--- Data for this exercise Enclosed Below ---

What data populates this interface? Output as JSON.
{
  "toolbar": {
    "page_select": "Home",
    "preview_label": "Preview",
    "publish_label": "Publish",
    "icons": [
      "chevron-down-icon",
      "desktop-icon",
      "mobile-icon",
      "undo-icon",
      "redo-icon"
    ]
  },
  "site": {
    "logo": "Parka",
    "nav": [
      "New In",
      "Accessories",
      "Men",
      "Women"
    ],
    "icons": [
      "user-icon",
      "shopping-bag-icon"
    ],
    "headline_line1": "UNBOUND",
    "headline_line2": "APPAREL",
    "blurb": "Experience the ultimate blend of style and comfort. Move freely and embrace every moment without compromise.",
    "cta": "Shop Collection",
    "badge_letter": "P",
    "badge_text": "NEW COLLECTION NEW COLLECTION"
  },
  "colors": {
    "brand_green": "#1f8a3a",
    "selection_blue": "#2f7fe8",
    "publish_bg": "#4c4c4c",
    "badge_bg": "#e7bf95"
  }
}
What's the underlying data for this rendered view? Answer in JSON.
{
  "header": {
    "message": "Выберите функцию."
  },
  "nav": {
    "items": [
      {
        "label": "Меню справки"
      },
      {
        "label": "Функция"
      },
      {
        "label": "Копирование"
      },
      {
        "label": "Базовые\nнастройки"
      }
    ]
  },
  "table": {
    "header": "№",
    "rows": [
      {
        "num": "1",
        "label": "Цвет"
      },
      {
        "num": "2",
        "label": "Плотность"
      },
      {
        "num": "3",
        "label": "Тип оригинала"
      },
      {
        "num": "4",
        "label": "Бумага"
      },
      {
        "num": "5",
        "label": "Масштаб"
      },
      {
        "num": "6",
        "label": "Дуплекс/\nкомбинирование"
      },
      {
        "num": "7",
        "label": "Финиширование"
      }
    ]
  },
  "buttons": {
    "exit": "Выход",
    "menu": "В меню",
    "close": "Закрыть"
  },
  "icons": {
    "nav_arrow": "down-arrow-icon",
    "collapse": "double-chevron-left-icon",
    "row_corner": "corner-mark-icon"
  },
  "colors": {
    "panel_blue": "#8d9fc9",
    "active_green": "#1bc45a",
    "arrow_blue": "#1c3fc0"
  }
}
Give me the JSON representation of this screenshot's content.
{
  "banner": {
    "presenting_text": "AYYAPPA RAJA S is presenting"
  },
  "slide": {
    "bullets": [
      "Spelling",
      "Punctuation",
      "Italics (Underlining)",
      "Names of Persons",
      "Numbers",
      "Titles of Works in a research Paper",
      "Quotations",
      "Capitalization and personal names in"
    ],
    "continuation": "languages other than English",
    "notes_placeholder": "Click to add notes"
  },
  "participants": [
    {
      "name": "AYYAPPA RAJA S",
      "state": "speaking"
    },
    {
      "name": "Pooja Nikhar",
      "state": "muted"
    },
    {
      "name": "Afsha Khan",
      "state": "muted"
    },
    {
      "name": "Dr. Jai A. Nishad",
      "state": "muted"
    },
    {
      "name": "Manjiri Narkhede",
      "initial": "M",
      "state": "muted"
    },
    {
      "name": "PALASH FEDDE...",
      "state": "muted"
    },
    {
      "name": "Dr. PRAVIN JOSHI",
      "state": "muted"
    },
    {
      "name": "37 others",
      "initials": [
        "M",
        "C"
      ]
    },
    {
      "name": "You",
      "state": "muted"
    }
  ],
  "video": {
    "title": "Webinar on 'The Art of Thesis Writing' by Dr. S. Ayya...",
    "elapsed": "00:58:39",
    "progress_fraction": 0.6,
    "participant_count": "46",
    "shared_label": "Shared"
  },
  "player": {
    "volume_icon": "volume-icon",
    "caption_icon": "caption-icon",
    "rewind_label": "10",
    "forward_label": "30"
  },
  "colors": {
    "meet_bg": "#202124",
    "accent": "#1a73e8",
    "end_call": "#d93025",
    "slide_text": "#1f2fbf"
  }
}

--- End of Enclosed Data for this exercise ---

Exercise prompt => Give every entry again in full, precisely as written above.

Reply to the exercise =>
What data populates this interface? Output as JSON.
{
  "toolbar": {
    "page_select": "Home",
    "preview_label": "Preview",
    "publish_label": "Publish",
    "icons": [
      "chevron-down-icon",
      "desktop-icon",
      "mobile-icon",
      "undo-icon",
      "redo-icon"
    ]
  },
  "site": {
    "logo": "Parka",
    "nav": [
      "New In",
      "Accessories",
      "Men",
      "Women"
    ],
    "icons": [
      "user-icon",
      "shopping-bag-icon"
    ],
    "headline_line1": "UNBOUND",
    "headline_line2": "APPAREL",
    "blurb": "Experience the ultimate blend of style and comfort. Move freely and embrace every moment without compromise.",
    "cta": "Shop Collection",
    "badge_letter": "P",
    "badge_text": "NEW COLLECTION NEW COLLECTION"
  },
  "colors": {
    "brand_green": "#1f8a3a",
    "selection_blue": "#2f7fe8",
    "publish_bg": "#4c4c4c",
    "badge_bg": "#e7bf95"
  }
}
What's the underlying data for this rendered view? Answer in JSON.
{
  "header": {
    "message": "Выберите функцию."
  },
  "nav": {
    "items": [
      {
        "label": "Меню справки"
      },
      {
        "label": "Функция"
      },
      {
        "label": "Копирование"
      },
      {
        "label": "Базовые\nнастройки"
      }
    ]
  },
  "table": {
    "header": "№",
    "rows": [
      {
        "num": "1",
        "label": "Цвет"
      },
      {
        "num": "2",
        "label": "Плотность"
      },
      {
        "num": "3",
        "label": "Тип оригинала"
      },
      {
        "num": "4",
        "label": "Бумага"
      },
      {
        "num": "5",
        "label": "Масштаб"
      },
      {
        "num": "6",
        "label": "Дуплекс/\nкомбинирование"
      },
      {
        "num": "7",
        "label": "Финиширование"
      }
    ]
  },
  "buttons": {
    "exit": "Выход",
    "menu": "В меню",
    "close": "Закрыть"
  },
  "icons": {
    "nav_arrow": "down-arrow-icon",
    "collapse": "double-chevron-left-icon",
    "row_corner": "corner-mark-icon"
  },
  "colors": {
    "panel_blue": "#8d9fc9",
    "active_green": "#1bc45a",
    "arrow_blue": "#1c3fc0"
  }
}
Give me the JSON representation of this screenshot's content.
{
  "banner": {
    "presenting_text": "AYYAPPA RAJA S is presenting"
  },
  "slide": {
    "bullets": [
      "Spelling",
      "Punctuation",
      "Italics (Underlining)",
      "Names of Persons",
      "Numbers",
      "Titles of Works in a research Paper",
      "Quotations",
      "Capitalization and personal names in"
    ],
    "continuation": "languages other than English",
    "notes_placeholder": "Click to add notes"
  },
  "participants": [
    {
      "name": "AYYAPPA RAJA S",
      "state": "speaking"
    },
    {
      "name": "Pooja Nikhar",
      "state": "muted"
    },
    {
      "name": "Afsha Khan",
      "state": "muted"
    },
    {
      "name": "Dr. Jai A. Nishad",
      "state": "muted"
    },
    {
      "name": "Manjiri Narkhede",
      "initial": "M",
      "state": "muted"
    },
    {
      "name": "PALASH FEDDE...",
      "state": "muted"
    },
    {
      "name": "Dr. PRAVIN JOSHI",
      "state": "muted"
    },
    {
      "name": "37 others",
      "initials": [
        "M",
        "C"
      ]
    },
    {
      "name": "You",
      "state": "muted"
    }
  ],
  "video": {
    "title": "Webinar on 'The Art of Thesis Writing' by Dr. S. Ayya...",
    "elapsed": "00:58:39",
    "progress_fraction": 0.6,
    "participant_count": "46",
    "shared_label": "Shared"
  },
  "player": {
    "volume_icon": "volume-icon",
    "caption_icon": "caption-icon",
    "rewind_label": "10",
    "forward_label": "30"
  },
  "colors": {
    "meet_bg": "#202124",
    "accent": "#1a73e8",
    "end_call": "#d93025",
    "slide_text": "#1f2fbf"
  }
}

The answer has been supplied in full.